§ **Task instructions**
Your response should consist of the entries below, written out exactly.

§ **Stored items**
◇ ◇ ◇ ◇ ◇

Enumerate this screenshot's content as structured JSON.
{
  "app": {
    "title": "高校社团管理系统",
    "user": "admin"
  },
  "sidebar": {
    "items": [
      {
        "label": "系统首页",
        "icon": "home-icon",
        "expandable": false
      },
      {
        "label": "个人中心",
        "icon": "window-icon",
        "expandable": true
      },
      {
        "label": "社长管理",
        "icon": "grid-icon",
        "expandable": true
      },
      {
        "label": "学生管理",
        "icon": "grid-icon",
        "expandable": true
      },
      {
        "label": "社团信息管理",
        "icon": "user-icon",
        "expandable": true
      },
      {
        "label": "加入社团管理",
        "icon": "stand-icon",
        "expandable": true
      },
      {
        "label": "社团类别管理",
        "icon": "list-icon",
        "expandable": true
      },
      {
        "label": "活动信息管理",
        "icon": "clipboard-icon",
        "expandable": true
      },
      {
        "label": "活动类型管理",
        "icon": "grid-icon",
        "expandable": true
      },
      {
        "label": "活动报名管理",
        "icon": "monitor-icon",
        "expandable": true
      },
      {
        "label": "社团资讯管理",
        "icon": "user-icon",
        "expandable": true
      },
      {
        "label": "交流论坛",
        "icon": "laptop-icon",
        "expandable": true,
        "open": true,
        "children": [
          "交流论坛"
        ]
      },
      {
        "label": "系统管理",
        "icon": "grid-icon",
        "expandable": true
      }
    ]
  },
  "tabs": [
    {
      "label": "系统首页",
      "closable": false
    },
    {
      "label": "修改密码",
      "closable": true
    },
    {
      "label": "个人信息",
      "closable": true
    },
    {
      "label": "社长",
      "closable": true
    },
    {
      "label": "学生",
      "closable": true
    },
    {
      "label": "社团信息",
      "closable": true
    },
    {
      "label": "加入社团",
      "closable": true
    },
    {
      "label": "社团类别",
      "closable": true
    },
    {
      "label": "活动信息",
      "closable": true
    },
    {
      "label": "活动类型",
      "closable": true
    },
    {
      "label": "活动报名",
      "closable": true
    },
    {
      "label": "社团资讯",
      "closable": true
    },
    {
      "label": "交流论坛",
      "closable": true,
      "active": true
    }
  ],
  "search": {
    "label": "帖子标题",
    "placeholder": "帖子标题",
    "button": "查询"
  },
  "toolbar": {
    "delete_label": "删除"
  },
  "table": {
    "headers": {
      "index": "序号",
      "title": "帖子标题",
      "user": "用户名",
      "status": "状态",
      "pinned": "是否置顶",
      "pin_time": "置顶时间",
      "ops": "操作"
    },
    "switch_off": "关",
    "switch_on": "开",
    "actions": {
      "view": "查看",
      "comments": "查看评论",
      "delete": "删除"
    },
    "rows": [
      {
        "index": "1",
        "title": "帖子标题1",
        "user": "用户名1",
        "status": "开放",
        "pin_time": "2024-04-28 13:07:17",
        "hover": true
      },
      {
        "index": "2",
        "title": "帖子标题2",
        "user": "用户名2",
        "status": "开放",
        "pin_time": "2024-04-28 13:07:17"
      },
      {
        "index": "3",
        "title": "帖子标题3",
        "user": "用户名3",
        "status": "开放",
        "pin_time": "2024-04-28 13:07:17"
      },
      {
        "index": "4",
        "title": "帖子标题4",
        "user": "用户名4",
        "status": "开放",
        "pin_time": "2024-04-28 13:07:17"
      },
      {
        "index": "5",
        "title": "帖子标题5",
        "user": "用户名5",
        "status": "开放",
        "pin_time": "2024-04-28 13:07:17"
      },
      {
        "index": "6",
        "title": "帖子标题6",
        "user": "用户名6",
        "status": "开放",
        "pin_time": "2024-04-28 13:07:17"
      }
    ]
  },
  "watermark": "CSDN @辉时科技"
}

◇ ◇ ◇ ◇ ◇

§ **Solution to this task**
Enumerate this screenshot's content as structured JSON.
{
  "app": {
    "title": "高校社团管理系统",
    "user": "admin"
  },
  "sidebar": {
    "items": [
      {
        "label": "系统首页",
        "icon": "home-icon",
        "expandable": false
      },
      {
        "label": "个人中心",
        "icon": "window-icon",
        "expandable": true
      },
      {
        "label": "社长管理",
        "icon": "grid-icon",
        "expandable": true
      },
      {
        "label": "学生管理",
        "icon": "grid-icon",
        "expandable": true
      },
      {
        "label": "社团信息管理",
        "icon": "user-icon",
        "expandable": true
      },
      {
        "label": "加入社团管理",
        "icon": "stand-icon",
        "expandable": true
      },
      {
        "label": "社团类别管理",
        "icon": "list-icon",
        "expandable": true
      },
      {
        "label": "活动信息管理",
        "icon": "clipboard-icon",
        "expandable": true
      },
      {
        "label": "活动类型管理",
        "icon": "grid-icon",
        "expandable": true
      },
      {
        "label": "活动报名管理",
        "icon": "monitor-icon",
        "expandable": true
      },
      {
        "label": "社团资讯管理",
        "icon": "user-icon",
        "expandable": true
      },
      {
        "label": "交流论坛",
        "icon": "laptop-icon",
        "expandable": true,
        "open": true,
        "children": [
          "交流论坛"
        ]
      },
      {
        "label": "系统管理",
        "icon": "grid-icon",
        "expandable": true
      }
    ]
  },
  "tabs": [
    {
      "label": "系统首页",
      "closable": false
    },
    {
      "label": "修改密码",
      "closable": true
    },
    {
      "label": "个人信息",
      "closable": true
    },
    {
      "label": "社长",
      "closable": true
    },
    {
      "label": "学生",
      "closable": true
    },
    {
      "label": "社团信息",
      "closable": true
    },
    {
      "label": "加入社团",
      "closable": true
    },
    {
      "label": "社团类别",
      "closable": true
    },
    {
      "label": "活动信息",
      "closable": true
    },
    {
      "label": "活动类型",
      "closable": true
    },
    {
      "label": "活动报名",
      "closable": true
    },
    {
      "label": "社团资讯",
      "closable": true
    },
    {
      "label": "交流论坛",
      "closable": true,
      "active": true
    }
  ],
  "search": {
    "label": "帖子标题",
    "placeholder": "帖子标题",
    "button": "查询"
  },
  "toolbar": {
    "delete_label": "删除"
  },
  "table": {
    "headers": {
      "index": "序号",
      "title": "帖子标题",
      "user": "用户名",
      "status": "状态",
      "pinned": "是否置顶",
      "pin_time": "置顶时间",
      "ops": "操作"
    },
    "switch_off": "关",
    "switch_on": "开",
    "actions": {
      "view": "查看",
      "comments": "查看评论",
      "delete": "删除"
    },
    "rows": [
      {
        "index": "1",
        "title": "帖子标题1",
        "user": "用户名1",
        "status": "开放",
        "pin_time": "2024-04-28 13:07:17",
        "hover": true
      },
      {
        "index": "2",
        "title": "帖子标题2",
        "user": "用户名2",
        "status": "开放",
        "pin_time": "2024-04-28 13:07:17"
      },
      {
        "index": "3",
        "title": "帖子标题3",
        "user": "用户名3",
        "status": "开放",
        "pin_time": "2024-04-28 13:07:17"
      },
      {
        "index": "4",
        "title": "帖子标题4",
        "user": "用户名4",
        "status": "开放",
        "pin_time": "2024-04-28 13:07:17"
      },
      {
        "index": "5",
        "title": "帖子标题5",
        "user": "用户名5",
        "status": "开放",
        "pin_time": "2024-04-28 13:07:17"
      },
      {
        "index": "6",
        "title": "帖子标题6",
        "user": "用户名6",
        "status": "开放",
        "pin_time": "2024-04-28 13:07:17"
      }
    ]
  },
  "watermark": "CSDN @辉时科技"
}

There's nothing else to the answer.